Here’s your week in review, in haiku.
the West Wing. Currently on
Bob Mueller’s short list.
And yes, Charlottesville.
A Pershing “missile”
break ranks. Guam exhales.
I miss the days when
trending topics were soccer
players I don’t know
Who are our allies?
Better angels with a touch
(— ^ with love for @jamesloduca)
Have a beautifully badass weekend, everyone.
|What eleven CEOs have learned about advocating for diversity|
|Stefanie K. Johnson, an associate professor of management and entrepreneurship at University of Colorado’s Leeds School of Business, interviewed eleven chief executives (Salesforce, Medtronic, YouTube and Kaiser Permanente are in the mix) to find out what was working and what wasn’t. All validated the business case for diversity, and all talked about the cultural benefits. Of her four findings, one jumped out at me: hold yourself and direct reports accountable for results. “Indeed, research has shown that setting and following through on diversity goals is the most effective method for increasing underrepresentation of women and minorities,” says Johnson.|
|One fifth of American workers find the workplace hostile or threatening|
|Here’s some really bad news. A new study of 3,066 U.S workers shows that nearly one in five workers say that their workplaces are threatening or hostile, which can include bullying and sexual harassment. The study was conducted by the Rand Corp., Harvard Medical School and the University of California, Los Angeles. It gets worse: Anyone with a customer facing job is taking the lion’s share of abuse. It’s part of the reason for the massive discontent among the working class – there are jobs, but they’re destroying people. The authors of the study also call the rates of abuse “disturbingly high.”|
|Solange quits Twitter|
|Before you panic, she’ll still be on Instagram. But deleting her account was clearly an act of self-preservation. Click through for her thoughts – which included anguish that her now school-age son was learning that the world still tolerated race-themed hate. She also didn’t want to give her energy to the “racist ugly ass fuck bois who reek of citronella,” while she’s on tour, which is a pretty damning indictment of the kind of abuse black women take on the platform every day.|
The Woke Leader
|What do you do if you’re a white supremacist but your DNA test shows that you’re not actually white?|
|This is the dilemma that many white supremacists are facing in the age of genetic testing. Many online forums discuss testing or require proof of purity to participate, but not all tests come back the way people expect. Two UCLA scientists have spent years studying posts about genetic tests on Stormfront, the white nationalist forum. Turns out some white supremacists have increasingly nuanced ideas about race, genetics and the flaws of the genetic testing industry. “If we believe their politics comes from lack of sophistication because they’re unintelligent or uneducated,” says one of the researchers, “I think we’re liable to make a lot of mistakes in how we cope with them.” A fascinating read.|
|On learning to be an ally|

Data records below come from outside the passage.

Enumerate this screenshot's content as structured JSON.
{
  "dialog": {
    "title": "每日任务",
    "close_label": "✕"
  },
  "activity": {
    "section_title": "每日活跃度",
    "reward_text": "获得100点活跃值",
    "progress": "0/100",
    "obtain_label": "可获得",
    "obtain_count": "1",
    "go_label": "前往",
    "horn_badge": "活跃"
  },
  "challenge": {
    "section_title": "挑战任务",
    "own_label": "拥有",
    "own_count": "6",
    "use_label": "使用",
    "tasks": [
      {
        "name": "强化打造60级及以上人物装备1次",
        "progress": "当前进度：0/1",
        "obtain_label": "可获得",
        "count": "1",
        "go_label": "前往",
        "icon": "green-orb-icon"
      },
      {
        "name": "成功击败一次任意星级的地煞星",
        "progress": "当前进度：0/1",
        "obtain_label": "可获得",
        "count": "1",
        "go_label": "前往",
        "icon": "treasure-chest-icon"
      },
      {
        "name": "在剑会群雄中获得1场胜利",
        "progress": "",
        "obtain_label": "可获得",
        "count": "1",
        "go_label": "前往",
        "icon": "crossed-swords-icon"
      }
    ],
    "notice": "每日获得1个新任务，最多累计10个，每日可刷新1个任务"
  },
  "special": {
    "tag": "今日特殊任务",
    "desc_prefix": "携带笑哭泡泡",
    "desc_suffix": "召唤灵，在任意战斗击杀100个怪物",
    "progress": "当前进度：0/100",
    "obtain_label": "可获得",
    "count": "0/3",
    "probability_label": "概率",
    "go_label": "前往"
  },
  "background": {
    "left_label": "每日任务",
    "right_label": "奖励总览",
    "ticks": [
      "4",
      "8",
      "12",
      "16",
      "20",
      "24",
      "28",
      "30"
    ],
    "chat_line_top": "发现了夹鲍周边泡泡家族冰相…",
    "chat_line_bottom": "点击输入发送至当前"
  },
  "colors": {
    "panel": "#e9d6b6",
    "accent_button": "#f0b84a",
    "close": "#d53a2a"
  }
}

|I’ve spent a bit of time at The Bitter Southerner, a thoughtful online journal dedicated to giving cultural shape to the “new South.” To do that well, it seems, means to wrestle with the old one, and the scars of Jim Crow. I found many wonderful examples of white writers struggling to articulate the cognitive dissonance of being both from and of a place as complex as the American South. I suggest you start with Greenville, South Carolina’s Brad Willis. A moment in a candy store and a text about Charlottesville triggered an epiphany. “For all the ways I’d convinced myself that I was too privileged to speak, for all the ways I’d convinced myself that I couldn’t write words that mattered to the most important of causes, for all the ways I’d decided my silence would let others be better heard, I’d gone too far. I’d disengaged.”|
|Lupita Nyong’o doesn’t know how to make ugali, and it’s hilarious|
|The Academy Award winner drew ire from her fellow Kenyans when she admitted in an interview that she didn’t know how to make ugali, a Kenyan national staple made from maize flour. In this short video, she visits her parent’s farm in Kenya for a lesson. “It’s like an abdominal workout!” she declares as she stirs the floury glop over a cookstove. It’s also a dramatic departure from most “let’s go visit the folks of famous people” videos, if you get my drift.|